• _Task description_
Go through the entries below line by line and count those containing "caption"; the answer is that count alone.

====== Records for the exercise

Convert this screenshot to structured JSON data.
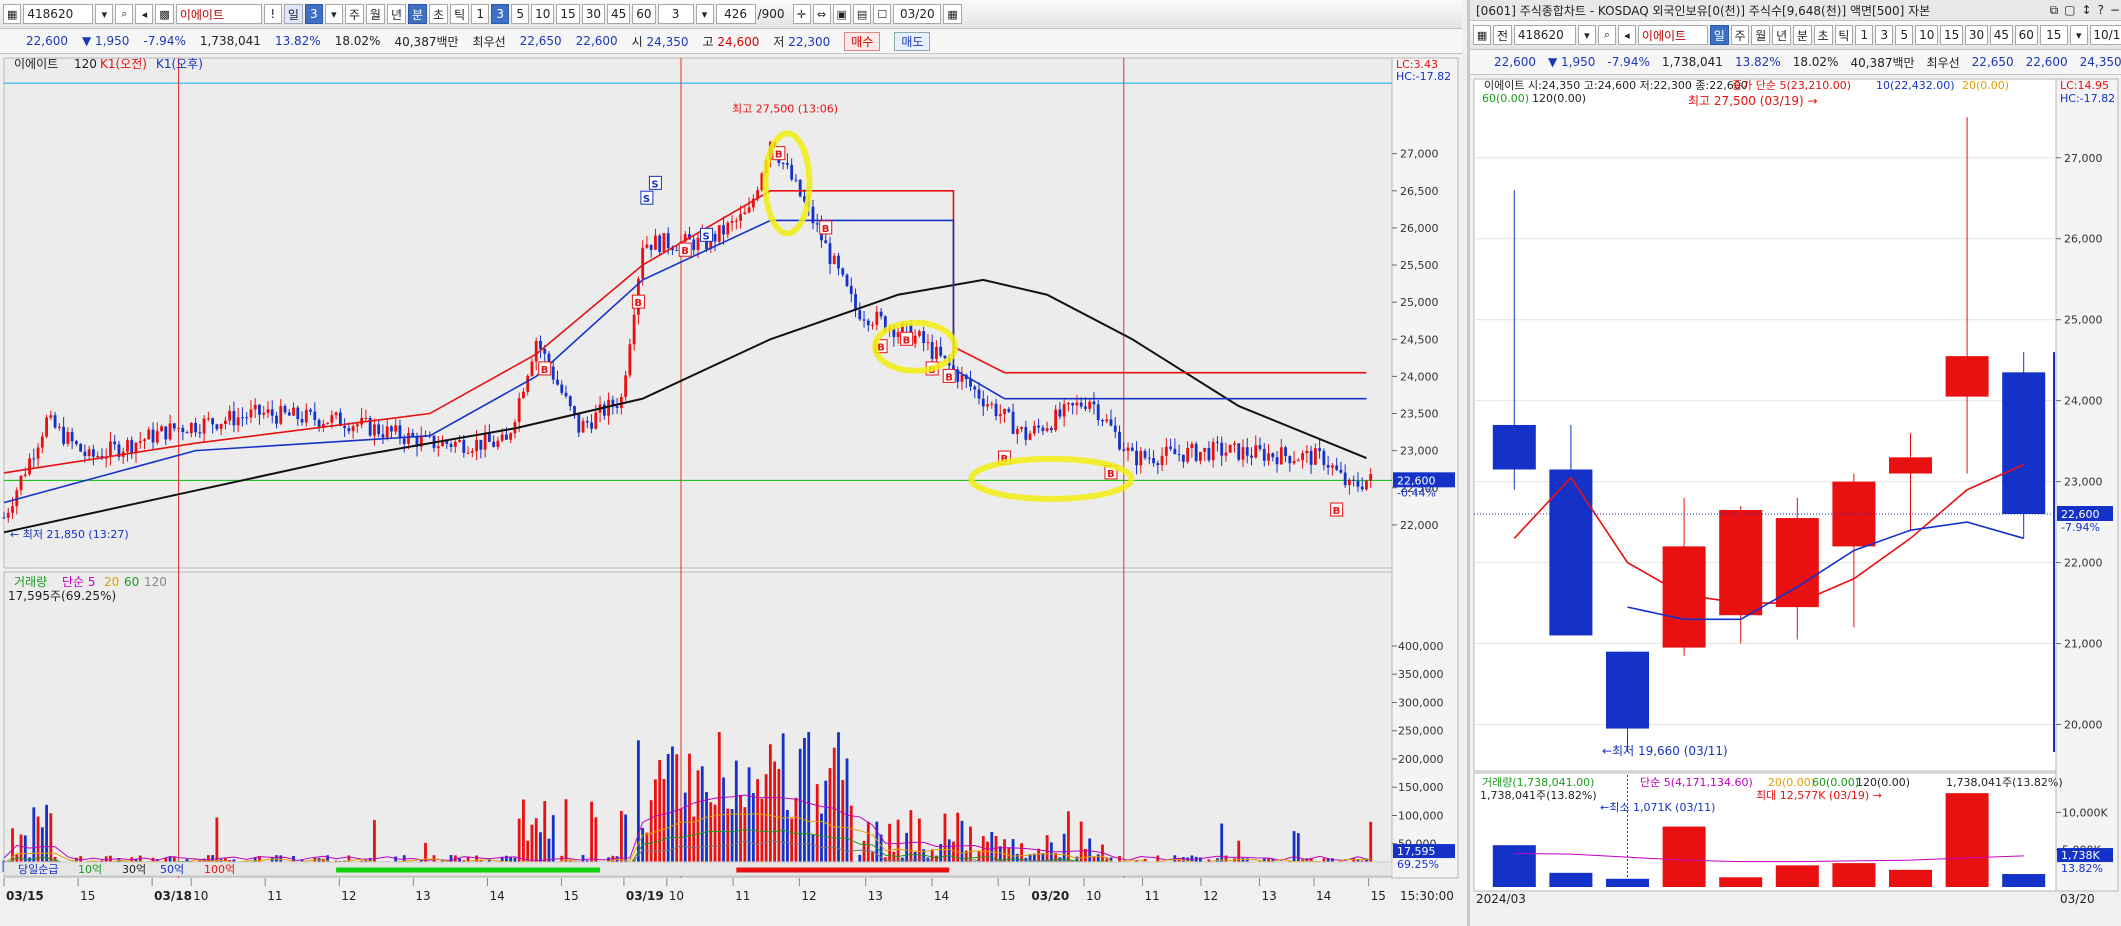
{
  "left": {
    "toolbar": {
      "code": "418620",
      "name": "이에이트",
      "buttons": [
        "!",
        "일",
        "3",
        "주",
        "월",
        "년",
        "분",
        "초",
        "틱",
        "1",
        "3",
        "5",
        "10",
        "15",
        "30",
        "45",
        "60"
      ],
      "interval": "3",
      "count": "426",
      "total": "/900",
      "date": "03/20"
    },
    "quote": {
      "price": "22,600",
      "change": "1,950",
      "pct": "-7.94%",
      "volume": "1,738,041",
      "turnover": "13.82%",
      "ratio": "18.02%",
      "amount": "40,387백만",
      "best_label": "최우선",
      "ask": "22,650",
      "bid": "22,600",
      "open_label": "시",
      "open": "24,350",
      "high_label": "고",
      "high": "24,600",
      "low_label": "저",
      "low": "22,300",
      "buy": "매수",
      "sell": "매도"
    },
    "price_legend": {
      "name": "이에이트",
      "period": "120",
      "k1": "K1(오전)",
      "k2": "K1(오후)"
    },
    "lc": "LC:3.43",
    "hc": "HC:-17.82",
    "max_label": "최고 27,500 (13:06)",
    "min_label": "최저 21,850 (13:27)",
    "cur_price": "22,600",
    "cur_pct": "-0.44%",
    "vol_legend": {
      "name": "거래량",
      "ma": "단순",
      "p1": "5",
      "p2": "20",
      "p3": "60",
      "p4": "120",
      "value": "17,595주(69.25%)"
    },
    "vol_cur": "17,595",
    "vol_pct": "69.25%",
    "bottom_legend": [
      "당일순급",
      "10억",
      "30억",
      "50억",
      "100억"
    ],
    "time_end": "15:30:00"
  },
  "right": {
    "title": "[0601] 주식종합차트 - KOSDAQ 외국인보유[0(천)] 주식수[9,648(천)] 액면[500] 자본",
    "toolbar": {
      "prefix": "전",
      "code": "418620",
      "name": "이에이트",
      "buttons": [
        "일",
        "주",
        "월",
        "년",
        "분",
        "초",
        "틱",
        "1",
        "3",
        "5",
        "10",
        "15",
        "30",
        "45",
        "60"
      ],
      "interval": "15",
      "count": "10/1"
    },
    "quote": {
      "price": "22,600",
      "change": "1,950",
      "pct": "-7.94%",
      "volume": "1,738,041",
      "turnover": "13.82%",
      "ratio": "18.02%",
      "amount": "40,387백만",
      "best_label": "최우선",
      "ask": "22,650",
      "bid": "22,600",
      "open": "24,350",
      "close": "22"
    },
    "price_legend": "이에이트 시:24,350 고:24,600 저:22,300 종:22,600",
    "ma_legend_a": "종가 단순 5(23,210.00)",
    "ma_legend_b": "10(22,432.00)",
    "ma_legend_c": "20(0.00)",
    "ma_legend_d": "60(0.00)",
    "ma_legend_e": "120(0.00)",
    "lc": "LC:14.95",
    "hc": "HC:-17.82",
    "max_label": "최고 27,500 (03/19)",
    "min_label": "최저 19,660 (03/11)",
    "cur_price": "22,600",
    "cur_pct": "-7.94%",
    "vol_legend": "거래량(1,738,041.00)",
    "vol_ma": "단순 5(4,171,134.60)",
    "vol_ma2": "20(0.00)",
    "vol_ma3": "60(0.00)",
    "vol_ma4": "120(0.00)",
    "vol_right": "1,738,041주(13.82%)",
    "vol_sub": "1,738,041주(13.82%)",
    "vol_max": "최대 12,577K (03/19)",
    "vol_min": "최소 1,071K (03/11)",
    "vol_cur": "1,738K",
    "vol_cur_pct": "13.82%",
    "x_start": "2024/03",
    "x_end": "03/20"
  },
  "chart_data": [
    {
      "type": "candlestick",
      "title": "이에이트 3분봉",
      "ylim": [
        21500,
        28100
      ],
      "y_ticks": [
        22000,
        22500,
        23000,
        23500,
        24000,
        24500,
        25000,
        25500,
        26000,
        26500,
        27000
      ],
      "x_ticks": [
        "03/15",
        "15",
        "03/18",
        "10",
        "11",
        "12",
        "13",
        "14",
        "15",
        "03/19",
        "10",
        "11",
        "12",
        "13",
        "14",
        "15",
        "03/20",
        "10",
        "11",
        "12",
        "13",
        "14",
        "15"
      ],
      "day_separators": [
        "03/18",
        "03/19",
        "03/20"
      ],
      "ref_line": 22600,
      "top_ref_line": 27950,
      "key_points": [
        {
          "t": 0,
          "v": 22100
        },
        {
          "t": 10,
          "v": 23400
        },
        {
          "t": 20,
          "v": 22900
        },
        {
          "t": 40,
          "v": 23300
        },
        {
          "t": 60,
          "v": 23500
        },
        {
          "t": 80,
          "v": 23400
        },
        {
          "t": 100,
          "v": 23100
        },
        {
          "t": 118,
          "v": 23100
        },
        {
          "t": 125,
          "v": 24500
        },
        {
          "t": 135,
          "v": 23300
        },
        {
          "t": 145,
          "v": 23700
        },
        {
          "t": 150,
          "v": 25800
        },
        {
          "t": 165,
          "v": 25800
        },
        {
          "t": 175,
          "v": 26200
        },
        {
          "t": 180,
          "v": 27200
        },
        {
          "t": 190,
          "v": 26100
        },
        {
          "t": 200,
          "v": 24900
        },
        {
          "t": 215,
          "v": 24500
        },
        {
          "t": 230,
          "v": 23700
        },
        {
          "t": 240,
          "v": 23200
        },
        {
          "t": 255,
          "v": 23700
        },
        {
          "t": 265,
          "v": 22900
        },
        {
          "t": 285,
          "v": 23000
        },
        {
          "t": 310,
          "v": 22900
        },
        {
          "t": 316,
          "v": 22500
        },
        {
          "t": 320,
          "v": 22600
        }
      ],
      "ma120": [
        {
          "t": 0,
          "v": 21900
        },
        {
          "t": 40,
          "v": 22400
        },
        {
          "t": 80,
          "v": 22900
        },
        {
          "t": 120,
          "v": 23300
        },
        {
          "t": 150,
          "v": 23700
        },
        {
          "t": 180,
          "v": 24500
        },
        {
          "t": 210,
          "v": 25100
        },
        {
          "t": 230,
          "v": 25300
        },
        {
          "t": 245,
          "v": 25100
        },
        {
          "t": 265,
          "v": 24500
        },
        {
          "t": 290,
          "v": 23600
        },
        {
          "t": 320,
          "v": 22900
        }
      ],
      "k1_am": [
        {
          "t": 0,
          "v": 22700
        },
        {
          "t": 45,
          "v": 23100
        },
        {
          "t": 100,
          "v": 23500
        },
        {
          "t": 125,
          "v": 24300
        },
        {
          "t": 150,
          "v": 25500
        },
        {
          "t": 180,
          "v": 26500
        },
        {
          "t": 223,
          "v": 26500
        },
        {
          "t": 223,
          "v": 24400
        },
        {
          "t": 235,
          "v": 24050
        },
        {
          "t": 320,
          "v": 24050
        }
      ],
      "k1_pm": [
        {
          "t": 0,
          "v": 22300
        },
        {
          "t": 45,
          "v": 23000
        },
        {
          "t": 100,
          "v": 23200
        },
        {
          "t": 125,
          "v": 24000
        },
        {
          "t": 150,
          "v": 25300
        },
        {
          "t": 180,
          "v": 26100
        },
        {
          "t": 223,
          "v": 26100
        },
        {
          "t": 223,
          "v": 24100
        },
        {
          "t": 235,
          "v": 23700
        },
        {
          "t": 320,
          "v": 23700
        }
      ],
      "signals": [
        {
          "t": 149,
          "v": 25000,
          "label": "B"
        },
        {
          "t": 127,
          "v": 24100,
          "label": "B"
        },
        {
          "t": 151,
          "v": 26400,
          "label": "S"
        },
        {
          "t": 153,
          "v": 26600,
          "label": "S"
        },
        {
          "t": 160,
          "v": 25700,
          "label": "B"
        },
        {
          "t": 165,
          "v": 25900,
          "label": "S"
        },
        {
          "t": 182,
          "v": 27000,
          "label": "B"
        },
        {
          "t": 193,
          "v": 26000,
          "label": "B"
        },
        {
          "t": 206,
          "v": 24400,
          "label": "B"
        },
        {
          "t": 212,
          "v": 24500,
          "label": "B"
        },
        {
          "t": 218,
          "v": 24100,
          "label": "B"
        },
        {
          "t": 222,
          "v": 24000,
          "label": "B"
        },
        {
          "t": 235,
          "v": 22900,
          "label": "B"
        },
        {
          "t": 260,
          "v": 22700,
          "label": "B"
        },
        {
          "t": 313,
          "v": 22200,
          "label": "B"
        }
      ],
      "volume_ylim": [
        0,
        430000
      ],
      "volume_ticks": [
        50000,
        100000,
        150000,
        200000,
        250000,
        300000,
        350000,
        400000
      ]
    },
    {
      "type": "candlestick",
      "title": "이에이트 일봉",
      "ylim": [
        19500,
        27800
      ],
      "y_ticks": [
        20000,
        21000,
        22000,
        23000,
        24000,
        25000,
        26000,
        27000
      ],
      "candles": [
        {
          "o": 23700,
          "h": 26600,
          "l": 22900,
          "c": 23150,
          "vol": 5.6
        },
        {
          "o": 23150,
          "h": 23700,
          "l": 21200,
          "c": 21100,
          "vol": 1.9
        },
        {
          "o": 20900,
          "h": 20900,
          "l": 19660,
          "c": 19950,
          "vol": 1.1
        },
        {
          "o": 20950,
          "h": 22800,
          "l": 20850,
          "c": 22200,
          "vol": 8.1
        },
        {
          "o": 21350,
          "h": 22700,
          "l": 21000,
          "c": 22650,
          "vol": 1.3
        },
        {
          "o": 21450,
          "h": 22800,
          "l": 21050,
          "c": 22550,
          "vol": 2.9
        },
        {
          "o": 22200,
          "h": 23100,
          "l": 21200,
          "c": 23000,
          "vol": 3.2
        },
        {
          "o": 23100,
          "h": 23600,
          "l": 22400,
          "c": 23300,
          "vol": 2.3
        },
        {
          "o": 24050,
          "h": 27500,
          "l": 23100,
          "c": 24550,
          "vol": 12.577
        },
        {
          "o": 24350,
          "h": 24600,
          "l": 22300,
          "c": 22600,
          "vol": 1.738
        }
      ],
      "ma5": [
        22300,
        23050,
        22000,
        21600,
        21500,
        21500,
        21800,
        22300,
        22900,
        23210
      ],
      "ma10": [
        null,
        null,
        21450,
        21300,
        21300,
        21700,
        22150,
        22400,
        22500,
        22300
      ],
      "volume_ylim": [
        0,
        13000
      ],
      "volume_ticks": [
        5000,
        10000
      ]
    }
  ]
}
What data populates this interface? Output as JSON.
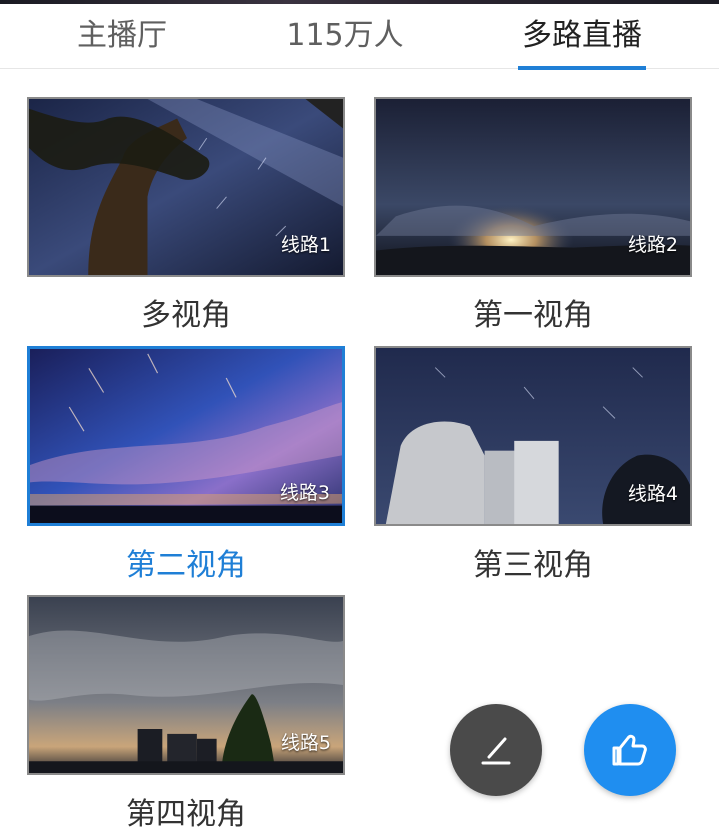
{
  "tabs": [
    {
      "label": "主播厅",
      "active": false
    },
    {
      "label": "115万人",
      "active": false
    },
    {
      "label": "多路直播",
      "active": true
    }
  ],
  "streams": [
    {
      "line": "线路1",
      "caption": "多视角",
      "selected": false
    },
    {
      "line": "线路2",
      "caption": "第一视角",
      "selected": false
    },
    {
      "line": "线路3",
      "caption": "第二视角",
      "selected": true
    },
    {
      "line": "线路4",
      "caption": "第三视角",
      "selected": false
    },
    {
      "line": "线路5",
      "caption": "第四视角",
      "selected": false
    }
  ],
  "actions": {
    "comment_icon": "edit-pencil-icon",
    "like_icon": "thumbs-up-icon"
  },
  "colors": {
    "accent": "#1f7fd6",
    "like_button": "#1f8ef0",
    "edit_button": "#4a4a4a"
  }
}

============

• _Result_
5